top of page

Sandrine Gelin-Lamrani

Coaching - From Yesterday to Today

Le Coaching – D’hier à Aujourd’hui

The Anglo-Saxon term "coach" is a derivative of the French word "cocher", itself derived from the word "kocsi" which originally means "large horse car" in Hungarian.

The first meaning of this "coach", led, around 1830, to the figurative meaning "instructor / trainer", in the slang of the University of Oxford, to designate a tutor, a mentor, who "transports" the pupil towards an exam. Coaching first appeared in the United States in the early 1960s. It has its roots in cybernetics (1940s), the Palo Alto school (1950s), New Age (1960s) and observation of therapists like Milton Erickson or Virginia Satir.


It was imported from the United States to Europe in the 80s - 90s. The forerunners of this approach, John Whitmore and Tim Gallwey , described their methods of support in the world of sport from the 1980s by evoking "the inner game" "The inner game".


John Whitmore's bestseller “The Coaching Guide” was a big part of the concept's dissemination from there. Coaching has been developing all over the world. It remains predominant in North America and Western Europe.

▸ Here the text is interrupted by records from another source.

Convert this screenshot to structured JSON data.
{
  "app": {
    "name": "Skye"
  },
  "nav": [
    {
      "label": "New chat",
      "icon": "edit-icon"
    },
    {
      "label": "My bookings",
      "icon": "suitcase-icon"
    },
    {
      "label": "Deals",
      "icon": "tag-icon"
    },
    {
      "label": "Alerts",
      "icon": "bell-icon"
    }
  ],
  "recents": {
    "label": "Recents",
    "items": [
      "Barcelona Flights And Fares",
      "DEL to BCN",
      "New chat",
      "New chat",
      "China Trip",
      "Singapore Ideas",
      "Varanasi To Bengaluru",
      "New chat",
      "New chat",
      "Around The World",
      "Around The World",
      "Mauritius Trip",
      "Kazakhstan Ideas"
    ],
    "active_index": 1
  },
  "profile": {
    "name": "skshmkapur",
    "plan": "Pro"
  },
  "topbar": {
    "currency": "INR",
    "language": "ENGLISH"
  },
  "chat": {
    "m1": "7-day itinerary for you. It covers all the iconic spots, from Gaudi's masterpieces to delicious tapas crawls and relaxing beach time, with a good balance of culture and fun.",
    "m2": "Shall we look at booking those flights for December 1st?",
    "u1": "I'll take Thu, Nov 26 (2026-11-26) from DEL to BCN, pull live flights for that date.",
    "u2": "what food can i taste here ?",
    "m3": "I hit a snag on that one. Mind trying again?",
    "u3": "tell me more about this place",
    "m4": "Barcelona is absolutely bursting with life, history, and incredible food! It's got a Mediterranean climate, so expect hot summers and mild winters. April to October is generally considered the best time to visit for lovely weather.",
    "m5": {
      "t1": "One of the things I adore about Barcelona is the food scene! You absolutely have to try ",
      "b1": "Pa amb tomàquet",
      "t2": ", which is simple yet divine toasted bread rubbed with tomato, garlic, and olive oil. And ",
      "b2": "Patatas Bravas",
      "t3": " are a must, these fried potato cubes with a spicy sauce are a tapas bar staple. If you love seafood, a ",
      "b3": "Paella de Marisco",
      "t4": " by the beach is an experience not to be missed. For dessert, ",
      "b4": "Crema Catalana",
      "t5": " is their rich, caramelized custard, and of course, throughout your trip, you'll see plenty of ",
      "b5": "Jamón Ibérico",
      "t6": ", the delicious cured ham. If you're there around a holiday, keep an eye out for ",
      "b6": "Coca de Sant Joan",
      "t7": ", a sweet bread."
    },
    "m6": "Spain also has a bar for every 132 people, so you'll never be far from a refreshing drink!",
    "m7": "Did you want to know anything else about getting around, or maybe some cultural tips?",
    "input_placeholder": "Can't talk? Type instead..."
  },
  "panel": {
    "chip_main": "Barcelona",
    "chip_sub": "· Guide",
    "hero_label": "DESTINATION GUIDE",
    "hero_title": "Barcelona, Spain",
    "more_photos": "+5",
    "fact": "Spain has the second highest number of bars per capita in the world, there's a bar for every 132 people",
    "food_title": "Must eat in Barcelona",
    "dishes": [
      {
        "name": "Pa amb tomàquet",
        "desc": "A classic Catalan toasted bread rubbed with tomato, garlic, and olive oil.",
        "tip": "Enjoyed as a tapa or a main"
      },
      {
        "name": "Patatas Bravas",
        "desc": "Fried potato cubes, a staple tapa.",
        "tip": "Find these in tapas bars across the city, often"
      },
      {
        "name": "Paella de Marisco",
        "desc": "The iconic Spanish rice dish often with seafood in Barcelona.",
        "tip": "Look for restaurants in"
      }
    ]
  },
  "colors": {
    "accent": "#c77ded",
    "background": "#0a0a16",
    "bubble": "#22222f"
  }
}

The coaching profession is represented by multiple national, regional and international federations. The largest International Federation is the ICF: Fédération Internationale du Coaching .

  • Created in 1995, it has 35,594 members today. Its mission is to advance the profession, by setting high ethical standards, providing independent certification and creating a global network of accredited coaches, represented in 119 countries today.

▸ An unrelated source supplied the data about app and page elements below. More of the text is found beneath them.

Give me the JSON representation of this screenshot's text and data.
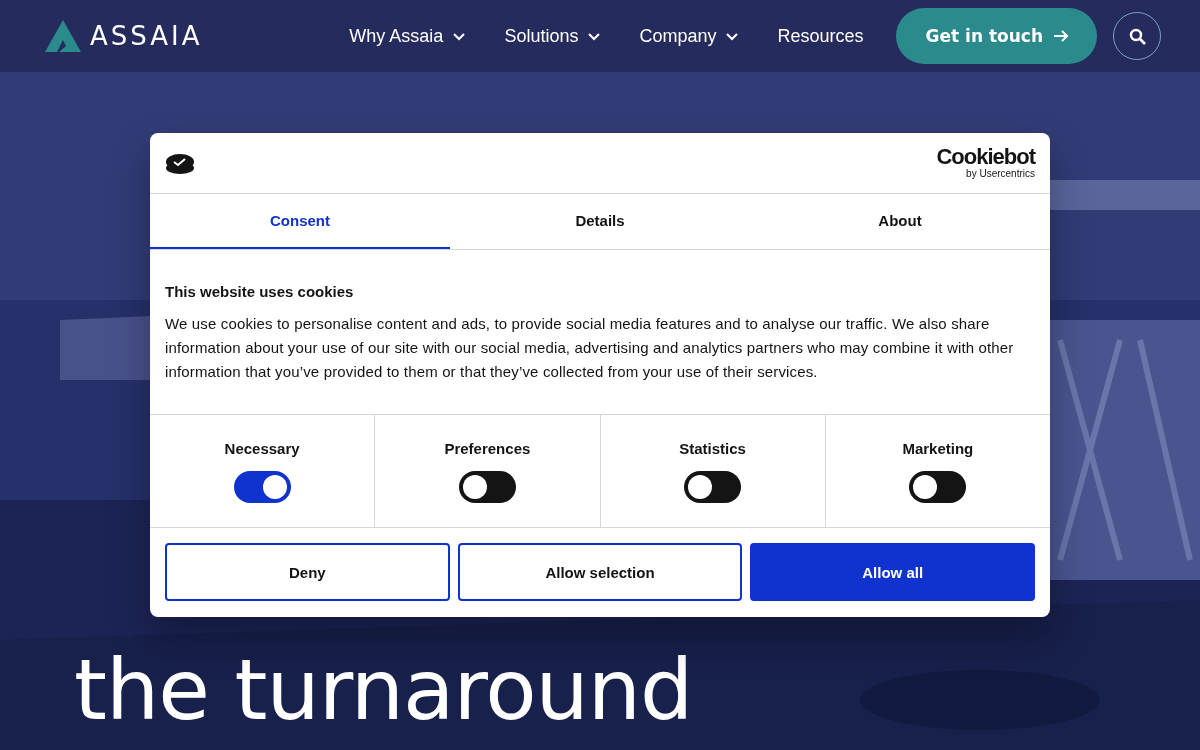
{
  "header": {
    "logo": "ASSAIA",
    "nav": [
      {
        "label": "Why Assaia",
        "dropdown": true
      },
      {
        "label": "Solutions",
        "dropdown": true
      },
      {
        "label": "Company",
        "dropdown": true
      },
      {
        "label": "Resources",
        "dropdown": false
      }
    ],
    "cta": "Get in touch"
  },
  "hero": {
    "kind": "picture",
    "headline": [
      "the turnaround"
    ]
  },
  "dialog": {
    "brand": "Cookiebot",
    "brand_sub": "by Usercentrics",
    "tabs": [
      {
        "label": "Consent",
        "selected": true
      },
      {
        "label": "Details",
        "selected": false
      },
      {
        "label": "About",
        "selected": false
      }
    ],
    "title": "This website uses cookies",
    "body": "We use cookies to personalise content and ads, to provide social media features and to analyse our traffic. We also share information about your use of our site with our social media, advertising and analytics partners who may combine it with other information that you’ve provided to them or that they’ve collected from your use of their services.",
    "categories": [
      {
        "label": "Necessary",
        "checked": true
      },
      {
        "label": "Preferences",
        "checked": false
      },
      {
        "label": "Statistics",
        "checked": false
      },
      {
        "label": "Marketing",
        "checked": false
      }
    ],
    "buttons": [
      {
        "label": "Deny",
        "kind": "outline"
      },
      {
        "label": "Allow selection",
        "kind": "outline"
      },
      {
        "label": "Allow all",
        "kind": "primary"
      }
    ]
  }
}
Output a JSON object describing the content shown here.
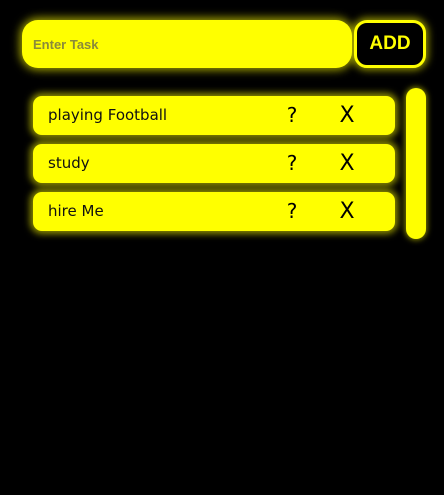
{
  "input": {
    "placeholder": "Enter Task",
    "value": ""
  },
  "add_button": {
    "label": "ADD"
  },
  "tasks": [
    {
      "text": "playing Football",
      "edit": "?",
      "delete": "X"
    },
    {
      "text": "study",
      "edit": "?",
      "delete": "X"
    },
    {
      "text": "hire Me",
      "edit": "?",
      "delete": "X"
    }
  ],
  "colors": {
    "background": "#000000",
    "accent": "#ffff00",
    "text": "#111111"
  }
}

The last ICF survey on coaching dates from 2015, here are its main lessons:

  • Market estimated at $ 1.5 billion worldwide. The market is dynamic and growing.

  • The typical profile of the coach, all countries combined, is a woman (67% of coaches are women), aged 46 to 55, practicing her profession for less than 5 years and holding a higher education diploma.

  • Two-thirds of the coaching clients are managers and business leaders. The majority are women (54% of coaches' clients are women, 60% of whom are under 45).

  • There are around 53,300 Professional Coaches worldwide, with almost 70% of them based in Western Europe and North America.

  • The majority of coachees do not finance their Coaching themselves, it is generally done by a third party. The proportion of clients who pay for their Coaching themselves (direct clients) is notably higher in North America (50%) and lower in Western Europe (40%).

Coaching - Its applications

bottom of page